Campion lost a son, an adopted son, as Kilmer liked to call himself. And Campion wished to remember him, always. But how? Father Pernin, who inherited a sizable sum of money, thought of the most fitting memorial – a library in his honor. The idea was perfect. Kilmer’s wife, Aline, wrote “The Library at Campion is, I believe, of all the memorials the one Joyce would have loved best.” On the feast of Christ the King, October 31, 1937, the Joyce Kilmer Memorial Library at Campion was dedicated. There in the special display case are many personal mementoes of Kilmer. Among them are forty-eight of the personal letters which Kilmer wrote to the man who meant so much in his life, Father James Daly.

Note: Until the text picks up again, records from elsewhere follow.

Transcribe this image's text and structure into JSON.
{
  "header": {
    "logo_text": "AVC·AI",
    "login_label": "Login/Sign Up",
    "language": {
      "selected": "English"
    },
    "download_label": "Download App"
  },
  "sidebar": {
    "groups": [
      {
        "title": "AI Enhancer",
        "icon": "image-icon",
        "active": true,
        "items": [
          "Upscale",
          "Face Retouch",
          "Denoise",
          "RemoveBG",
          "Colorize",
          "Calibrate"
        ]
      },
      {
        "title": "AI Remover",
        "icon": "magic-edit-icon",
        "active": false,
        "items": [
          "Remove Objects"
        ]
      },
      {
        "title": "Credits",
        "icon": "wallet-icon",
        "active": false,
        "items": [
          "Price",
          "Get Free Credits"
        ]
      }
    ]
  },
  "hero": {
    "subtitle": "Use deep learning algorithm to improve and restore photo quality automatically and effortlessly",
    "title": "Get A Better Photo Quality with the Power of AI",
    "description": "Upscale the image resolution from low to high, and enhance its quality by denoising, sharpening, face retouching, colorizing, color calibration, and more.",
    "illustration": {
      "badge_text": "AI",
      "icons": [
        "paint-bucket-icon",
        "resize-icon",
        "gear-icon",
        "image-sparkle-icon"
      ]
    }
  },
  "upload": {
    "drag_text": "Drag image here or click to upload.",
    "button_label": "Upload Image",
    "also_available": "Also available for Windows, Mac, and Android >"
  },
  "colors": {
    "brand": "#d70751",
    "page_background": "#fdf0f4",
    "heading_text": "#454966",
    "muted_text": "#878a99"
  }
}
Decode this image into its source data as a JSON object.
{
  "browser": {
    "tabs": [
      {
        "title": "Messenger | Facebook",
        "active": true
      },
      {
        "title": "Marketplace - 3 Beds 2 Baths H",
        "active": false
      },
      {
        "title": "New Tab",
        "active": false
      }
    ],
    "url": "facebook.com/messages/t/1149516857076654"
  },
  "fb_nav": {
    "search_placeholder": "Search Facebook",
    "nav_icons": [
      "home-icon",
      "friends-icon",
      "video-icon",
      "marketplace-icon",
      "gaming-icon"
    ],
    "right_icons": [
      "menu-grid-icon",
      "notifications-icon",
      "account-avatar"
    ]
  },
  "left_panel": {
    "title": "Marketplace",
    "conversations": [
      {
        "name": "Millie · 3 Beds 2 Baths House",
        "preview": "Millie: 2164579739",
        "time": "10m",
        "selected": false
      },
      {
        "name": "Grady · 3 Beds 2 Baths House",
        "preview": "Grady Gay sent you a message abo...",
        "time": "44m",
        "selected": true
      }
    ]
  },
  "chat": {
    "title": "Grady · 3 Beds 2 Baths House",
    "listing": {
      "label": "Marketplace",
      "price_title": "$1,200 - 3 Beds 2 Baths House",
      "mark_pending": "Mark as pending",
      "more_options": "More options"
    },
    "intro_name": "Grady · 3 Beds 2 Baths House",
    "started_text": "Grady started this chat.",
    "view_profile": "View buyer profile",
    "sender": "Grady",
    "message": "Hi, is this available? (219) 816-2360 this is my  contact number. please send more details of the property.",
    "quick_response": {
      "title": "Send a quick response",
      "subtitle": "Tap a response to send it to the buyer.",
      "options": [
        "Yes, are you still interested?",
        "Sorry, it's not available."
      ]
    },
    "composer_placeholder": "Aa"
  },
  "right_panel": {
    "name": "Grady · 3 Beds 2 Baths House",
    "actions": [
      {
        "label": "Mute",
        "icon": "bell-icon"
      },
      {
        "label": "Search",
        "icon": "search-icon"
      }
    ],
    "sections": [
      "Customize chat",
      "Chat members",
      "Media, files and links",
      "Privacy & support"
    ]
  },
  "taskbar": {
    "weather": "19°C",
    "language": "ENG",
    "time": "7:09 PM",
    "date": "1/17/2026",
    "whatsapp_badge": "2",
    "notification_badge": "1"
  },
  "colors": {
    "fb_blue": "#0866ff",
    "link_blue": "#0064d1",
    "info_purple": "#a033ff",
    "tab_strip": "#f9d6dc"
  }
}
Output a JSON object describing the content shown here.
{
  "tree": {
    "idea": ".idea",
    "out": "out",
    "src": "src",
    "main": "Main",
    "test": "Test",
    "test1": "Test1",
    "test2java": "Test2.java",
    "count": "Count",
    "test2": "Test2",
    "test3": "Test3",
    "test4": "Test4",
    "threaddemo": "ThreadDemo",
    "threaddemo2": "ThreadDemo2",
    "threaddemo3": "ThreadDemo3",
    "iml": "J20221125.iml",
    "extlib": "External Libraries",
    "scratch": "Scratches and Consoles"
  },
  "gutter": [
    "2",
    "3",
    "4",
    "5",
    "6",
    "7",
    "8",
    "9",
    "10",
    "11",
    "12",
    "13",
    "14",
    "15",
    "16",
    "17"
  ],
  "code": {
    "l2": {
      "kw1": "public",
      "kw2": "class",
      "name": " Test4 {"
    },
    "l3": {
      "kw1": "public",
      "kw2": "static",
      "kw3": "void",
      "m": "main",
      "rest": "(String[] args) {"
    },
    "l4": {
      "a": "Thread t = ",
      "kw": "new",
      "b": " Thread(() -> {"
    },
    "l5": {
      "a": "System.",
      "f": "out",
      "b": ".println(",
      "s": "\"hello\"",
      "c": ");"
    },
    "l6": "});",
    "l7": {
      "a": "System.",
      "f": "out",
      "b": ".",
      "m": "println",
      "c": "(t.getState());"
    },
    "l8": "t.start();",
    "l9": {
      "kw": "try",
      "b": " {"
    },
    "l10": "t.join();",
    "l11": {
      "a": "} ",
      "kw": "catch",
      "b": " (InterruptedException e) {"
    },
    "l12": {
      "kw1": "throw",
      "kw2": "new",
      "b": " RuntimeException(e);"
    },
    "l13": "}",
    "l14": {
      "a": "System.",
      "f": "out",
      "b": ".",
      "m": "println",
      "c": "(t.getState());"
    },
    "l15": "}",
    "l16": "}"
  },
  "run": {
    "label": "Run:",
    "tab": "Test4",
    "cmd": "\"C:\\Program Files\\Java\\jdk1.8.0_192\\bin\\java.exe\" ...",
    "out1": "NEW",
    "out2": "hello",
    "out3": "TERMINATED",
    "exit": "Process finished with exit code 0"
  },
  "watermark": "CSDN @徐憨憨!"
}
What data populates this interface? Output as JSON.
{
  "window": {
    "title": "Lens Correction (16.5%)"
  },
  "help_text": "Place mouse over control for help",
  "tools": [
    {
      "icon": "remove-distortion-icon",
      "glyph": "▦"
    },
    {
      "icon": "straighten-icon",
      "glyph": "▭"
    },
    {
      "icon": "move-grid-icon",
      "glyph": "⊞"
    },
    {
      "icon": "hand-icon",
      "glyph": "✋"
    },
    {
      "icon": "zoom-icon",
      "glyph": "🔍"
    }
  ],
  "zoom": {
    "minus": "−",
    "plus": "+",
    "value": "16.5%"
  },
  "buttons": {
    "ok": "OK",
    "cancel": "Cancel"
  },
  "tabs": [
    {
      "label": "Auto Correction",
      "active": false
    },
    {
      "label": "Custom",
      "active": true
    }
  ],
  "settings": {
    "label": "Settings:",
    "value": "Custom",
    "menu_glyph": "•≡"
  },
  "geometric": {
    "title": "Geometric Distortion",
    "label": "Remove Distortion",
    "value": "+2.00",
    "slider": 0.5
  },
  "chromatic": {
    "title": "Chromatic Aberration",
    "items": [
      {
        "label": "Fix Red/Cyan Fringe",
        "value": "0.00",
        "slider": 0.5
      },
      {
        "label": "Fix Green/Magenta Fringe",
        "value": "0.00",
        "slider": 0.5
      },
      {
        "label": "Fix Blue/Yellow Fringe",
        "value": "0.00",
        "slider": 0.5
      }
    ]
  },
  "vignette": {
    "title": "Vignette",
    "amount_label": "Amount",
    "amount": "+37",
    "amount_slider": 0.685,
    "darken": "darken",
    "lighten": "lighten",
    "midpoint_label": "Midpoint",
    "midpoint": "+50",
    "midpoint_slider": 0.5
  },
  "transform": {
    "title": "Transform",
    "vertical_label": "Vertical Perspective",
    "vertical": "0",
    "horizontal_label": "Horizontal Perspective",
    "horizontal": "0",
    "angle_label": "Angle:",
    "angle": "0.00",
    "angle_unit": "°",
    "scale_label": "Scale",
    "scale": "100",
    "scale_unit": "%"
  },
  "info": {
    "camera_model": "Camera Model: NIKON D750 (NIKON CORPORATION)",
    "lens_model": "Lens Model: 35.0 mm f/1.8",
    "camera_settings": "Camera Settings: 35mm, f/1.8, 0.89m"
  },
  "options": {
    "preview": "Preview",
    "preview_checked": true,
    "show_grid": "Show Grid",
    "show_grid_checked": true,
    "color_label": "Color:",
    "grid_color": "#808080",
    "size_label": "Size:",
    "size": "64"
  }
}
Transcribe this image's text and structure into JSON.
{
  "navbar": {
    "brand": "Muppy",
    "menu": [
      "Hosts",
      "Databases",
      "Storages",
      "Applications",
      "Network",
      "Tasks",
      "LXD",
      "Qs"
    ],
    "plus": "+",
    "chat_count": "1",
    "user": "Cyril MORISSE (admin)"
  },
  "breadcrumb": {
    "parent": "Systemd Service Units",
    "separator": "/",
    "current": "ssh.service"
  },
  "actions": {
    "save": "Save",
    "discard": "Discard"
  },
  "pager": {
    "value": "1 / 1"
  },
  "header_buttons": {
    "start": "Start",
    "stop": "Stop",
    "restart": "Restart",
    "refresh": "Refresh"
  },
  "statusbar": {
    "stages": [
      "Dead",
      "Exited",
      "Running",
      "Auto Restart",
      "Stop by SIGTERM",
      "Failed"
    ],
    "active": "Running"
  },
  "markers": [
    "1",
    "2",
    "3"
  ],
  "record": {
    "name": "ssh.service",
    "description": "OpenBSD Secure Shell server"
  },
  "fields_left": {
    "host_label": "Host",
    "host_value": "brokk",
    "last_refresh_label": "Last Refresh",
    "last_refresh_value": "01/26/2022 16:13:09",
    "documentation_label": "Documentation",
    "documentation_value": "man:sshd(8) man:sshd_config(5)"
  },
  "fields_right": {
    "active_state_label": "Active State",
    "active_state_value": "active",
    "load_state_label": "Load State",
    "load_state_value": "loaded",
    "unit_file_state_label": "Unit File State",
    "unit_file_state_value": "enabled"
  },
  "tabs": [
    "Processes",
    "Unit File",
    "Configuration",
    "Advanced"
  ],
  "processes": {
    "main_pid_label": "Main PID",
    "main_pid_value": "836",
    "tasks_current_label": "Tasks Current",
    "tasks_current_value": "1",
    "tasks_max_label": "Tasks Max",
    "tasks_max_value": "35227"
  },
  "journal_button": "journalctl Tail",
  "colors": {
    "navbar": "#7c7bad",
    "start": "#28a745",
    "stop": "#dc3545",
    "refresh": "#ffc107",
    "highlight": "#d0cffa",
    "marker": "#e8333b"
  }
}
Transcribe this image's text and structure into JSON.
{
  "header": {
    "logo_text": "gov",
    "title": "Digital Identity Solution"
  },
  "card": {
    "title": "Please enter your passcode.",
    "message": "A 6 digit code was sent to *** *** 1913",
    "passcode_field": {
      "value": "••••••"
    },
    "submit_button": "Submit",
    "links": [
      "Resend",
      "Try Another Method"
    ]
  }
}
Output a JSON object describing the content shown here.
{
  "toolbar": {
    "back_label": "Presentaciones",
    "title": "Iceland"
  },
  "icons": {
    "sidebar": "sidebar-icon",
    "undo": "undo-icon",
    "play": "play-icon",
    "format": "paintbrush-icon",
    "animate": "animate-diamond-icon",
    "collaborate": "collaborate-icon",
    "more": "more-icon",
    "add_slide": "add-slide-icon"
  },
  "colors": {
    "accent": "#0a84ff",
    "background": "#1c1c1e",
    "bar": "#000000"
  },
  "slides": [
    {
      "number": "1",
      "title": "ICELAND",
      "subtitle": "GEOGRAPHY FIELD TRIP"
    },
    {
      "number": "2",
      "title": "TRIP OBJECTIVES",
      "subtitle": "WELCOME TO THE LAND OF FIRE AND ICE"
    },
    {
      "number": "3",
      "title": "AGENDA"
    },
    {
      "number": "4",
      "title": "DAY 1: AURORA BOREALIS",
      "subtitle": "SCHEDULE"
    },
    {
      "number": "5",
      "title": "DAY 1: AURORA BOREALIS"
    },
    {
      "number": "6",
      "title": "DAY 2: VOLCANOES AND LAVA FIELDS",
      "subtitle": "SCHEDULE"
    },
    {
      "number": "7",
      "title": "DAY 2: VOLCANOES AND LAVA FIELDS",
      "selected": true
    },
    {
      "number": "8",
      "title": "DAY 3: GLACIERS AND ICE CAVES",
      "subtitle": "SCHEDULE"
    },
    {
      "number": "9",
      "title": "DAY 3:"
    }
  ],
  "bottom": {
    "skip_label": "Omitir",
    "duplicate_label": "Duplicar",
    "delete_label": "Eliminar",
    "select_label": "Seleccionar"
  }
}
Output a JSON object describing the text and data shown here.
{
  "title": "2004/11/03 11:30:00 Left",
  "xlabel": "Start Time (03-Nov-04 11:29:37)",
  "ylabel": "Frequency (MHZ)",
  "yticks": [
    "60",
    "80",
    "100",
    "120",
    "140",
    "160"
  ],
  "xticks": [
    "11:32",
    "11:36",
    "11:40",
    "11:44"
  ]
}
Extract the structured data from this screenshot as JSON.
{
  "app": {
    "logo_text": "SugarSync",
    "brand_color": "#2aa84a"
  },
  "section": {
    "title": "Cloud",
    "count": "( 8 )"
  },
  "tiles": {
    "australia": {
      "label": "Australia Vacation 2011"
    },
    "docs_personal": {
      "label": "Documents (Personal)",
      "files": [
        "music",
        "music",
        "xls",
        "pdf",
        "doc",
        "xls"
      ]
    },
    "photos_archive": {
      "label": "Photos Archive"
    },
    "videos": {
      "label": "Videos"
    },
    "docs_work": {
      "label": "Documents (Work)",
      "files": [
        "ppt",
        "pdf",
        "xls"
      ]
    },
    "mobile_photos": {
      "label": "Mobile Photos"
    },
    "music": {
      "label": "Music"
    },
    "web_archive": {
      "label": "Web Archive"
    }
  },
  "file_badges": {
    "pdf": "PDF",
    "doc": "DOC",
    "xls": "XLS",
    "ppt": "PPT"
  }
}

Kilmer died a young man. Like Rupert Brooke, the young English poet who died as a soldier in the same World War, of whom he wrote the words, Kilmer died “with half his songs unsung.” His own glorious epitaph might well be the words of tribute of his friend, Robert Holliday: “Ten times thrice blessed is he, the rarest of men, who like Kilmer never penned a line or said a word or did a deed that can arise to bring confusion to those who love him.” Or the eulogy of the Literary Digest: “The world is poorer for the loss of a very gallant gentleman and a poet who never wrote a line that was not pure and sweet and clean.”
Long years later, a few months ago, Father Daly died at the age of eighty-one. The last chapter on earth of Father Daly, Kilmer, and Campion! Kilmer sang of soldiers and died a soldier’s death. Significantly one of the finest, and the longest of Father Daly’s poems, sang of soldiers, soldiers in the army of Christ. It is called “The Grand Review” – the passing in review in heaven of the black-robed soldier sons of the soldier saint, Ignatius. Commanding one division is the Blessed Edmund Campion. And if sons by adoption march, there too is Joyce Kilmer. He would like it that way – beneath the banner of Campion, and shoulder to shoulder with Fathers Daly, Kister, Pernin, McNichols, McClorey, Kleist, Blackmore, Boylan, Brockman, Donoher, and Hamill. And when the last flag is furled and the command is “at ease,” they will look down with happy heart and eye upon the place of their first rendezvous where in the song of Father Daly
“The summer night is starry and still,
Reprinted from The Jesuit Bulletin*, Vol. 32, No. 6, December 1953. * The Jesuit Bulletin was the predecessor to the The Jesuit Blackrobe.